XPO didn’t say who the customer is, but many are speculating that it is Amazon. This follows last week’s news that Walmart is bringing some warehousing operations, which it had outsourced to Schneider Logistics for the past 13 years, back in-house. See my recent commentary about it: Logistics Outsourcing: Is It Still a One-Way Street?
Is the party in transportation and logistics ending? Probably not abruptly, but the festive mood is perhaps dampening a bit, as a few guests leave the party feeling a little ill. But you tell me. Post a comment and share your perspective.
BluJay Solutions and what3words: Will Locations Start to Replace Addresses?
I didn’t get a chance to write my supply chain and logistics predictions for 2019, which I had tentatively titled “Certainly, Maybe,” but one of my predictions is that locations will start to replace addresses in transportation and logistics, with more granular systems like what3words and Locpin leading the way.
This was one of the topics I discussed with Doug Surrett, Chief Product Strategist at BluJay Solutions, a few weeks ago on Talking Logistics. Well, this week, BluJay (a Talking Logistics sponsor) announced that it has integrated what3words into its MobileSTAR application. Here are some excerpts from the press release:
The integration enables BluJay customers to specify delivery and pick-up locations with what3words’ unique three-word address rather than traditional addressing or GPS coordinates.
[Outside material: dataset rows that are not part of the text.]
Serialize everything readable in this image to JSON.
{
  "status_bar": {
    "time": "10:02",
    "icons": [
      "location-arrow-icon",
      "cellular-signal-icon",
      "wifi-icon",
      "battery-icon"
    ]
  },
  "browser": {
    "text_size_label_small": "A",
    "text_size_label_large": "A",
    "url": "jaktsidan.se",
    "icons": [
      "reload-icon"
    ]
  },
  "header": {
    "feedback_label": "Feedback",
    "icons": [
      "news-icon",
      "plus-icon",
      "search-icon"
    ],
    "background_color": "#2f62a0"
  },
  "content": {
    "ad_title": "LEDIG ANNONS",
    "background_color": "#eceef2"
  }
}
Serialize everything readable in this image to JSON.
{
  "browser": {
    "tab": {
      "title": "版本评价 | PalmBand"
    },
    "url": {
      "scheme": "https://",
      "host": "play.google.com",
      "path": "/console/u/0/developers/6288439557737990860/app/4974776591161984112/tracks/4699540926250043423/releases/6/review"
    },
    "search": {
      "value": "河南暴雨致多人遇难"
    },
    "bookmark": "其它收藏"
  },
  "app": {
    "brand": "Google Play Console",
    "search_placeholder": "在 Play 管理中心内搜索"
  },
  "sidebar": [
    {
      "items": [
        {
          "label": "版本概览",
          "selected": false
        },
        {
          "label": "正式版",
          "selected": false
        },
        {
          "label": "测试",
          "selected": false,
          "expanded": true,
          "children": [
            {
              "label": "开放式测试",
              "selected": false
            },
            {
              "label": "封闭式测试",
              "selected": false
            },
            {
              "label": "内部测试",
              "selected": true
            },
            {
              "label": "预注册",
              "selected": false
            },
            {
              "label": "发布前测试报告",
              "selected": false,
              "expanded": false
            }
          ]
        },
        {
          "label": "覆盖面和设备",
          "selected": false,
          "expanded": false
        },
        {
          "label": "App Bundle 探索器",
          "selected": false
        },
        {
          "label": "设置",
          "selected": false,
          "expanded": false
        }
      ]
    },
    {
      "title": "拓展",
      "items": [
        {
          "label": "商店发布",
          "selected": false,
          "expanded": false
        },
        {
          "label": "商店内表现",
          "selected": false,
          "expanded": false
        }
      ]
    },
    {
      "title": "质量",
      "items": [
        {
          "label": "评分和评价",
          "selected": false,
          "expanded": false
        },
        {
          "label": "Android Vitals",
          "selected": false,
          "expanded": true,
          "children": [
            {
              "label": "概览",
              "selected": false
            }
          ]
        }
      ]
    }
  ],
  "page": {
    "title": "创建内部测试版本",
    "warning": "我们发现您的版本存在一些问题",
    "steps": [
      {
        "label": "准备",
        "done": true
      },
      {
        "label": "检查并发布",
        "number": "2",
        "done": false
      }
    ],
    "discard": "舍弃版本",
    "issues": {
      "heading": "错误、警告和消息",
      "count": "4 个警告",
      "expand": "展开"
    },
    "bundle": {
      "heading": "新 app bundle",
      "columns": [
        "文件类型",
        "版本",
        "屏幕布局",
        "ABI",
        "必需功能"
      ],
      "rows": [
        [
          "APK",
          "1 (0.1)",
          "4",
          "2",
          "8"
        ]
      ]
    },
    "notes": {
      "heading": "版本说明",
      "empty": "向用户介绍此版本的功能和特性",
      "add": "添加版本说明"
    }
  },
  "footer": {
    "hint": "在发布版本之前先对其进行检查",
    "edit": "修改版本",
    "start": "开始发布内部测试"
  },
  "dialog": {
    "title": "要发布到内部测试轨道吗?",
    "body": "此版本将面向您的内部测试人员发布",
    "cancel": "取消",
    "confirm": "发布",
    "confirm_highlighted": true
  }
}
Benefits include increased accuracy, efficiency, and improved customer experience.
“The world is moving to more geolocation-based addressing, which not only solves a number of limitations inherent with traditional street-level addressing, but also opens new opportunities and applications for more exact, practical pick-up and drop-off points,” said Doug Surrett, Chief Product Strategist at BluJay Solutions. “At the same time, logistics is shifting away from DC-to-retail models, toward more home delivery, and with that comes an incredible level of flexibility that customers are demanding. With the what3words integration, BluJay enables customers to use precise universal addresses that enable efficient delivery anywhere.”
In the not too distant future, as same-day (same-hour) deliveries become more common and they are executed by robots and drones, the question will not be “What’s your address?” but “What’s your location?” — maybe you’re sunbathing in the middle of a beach or sitting in the stands at a Little League baseball game — and this shift will have an impact on how transportation management systems plan and execute shipments. Stay tuned.
And with that, have a happy weekend!
Song of the Week: “Ready to Let Go” by Cage the Elephant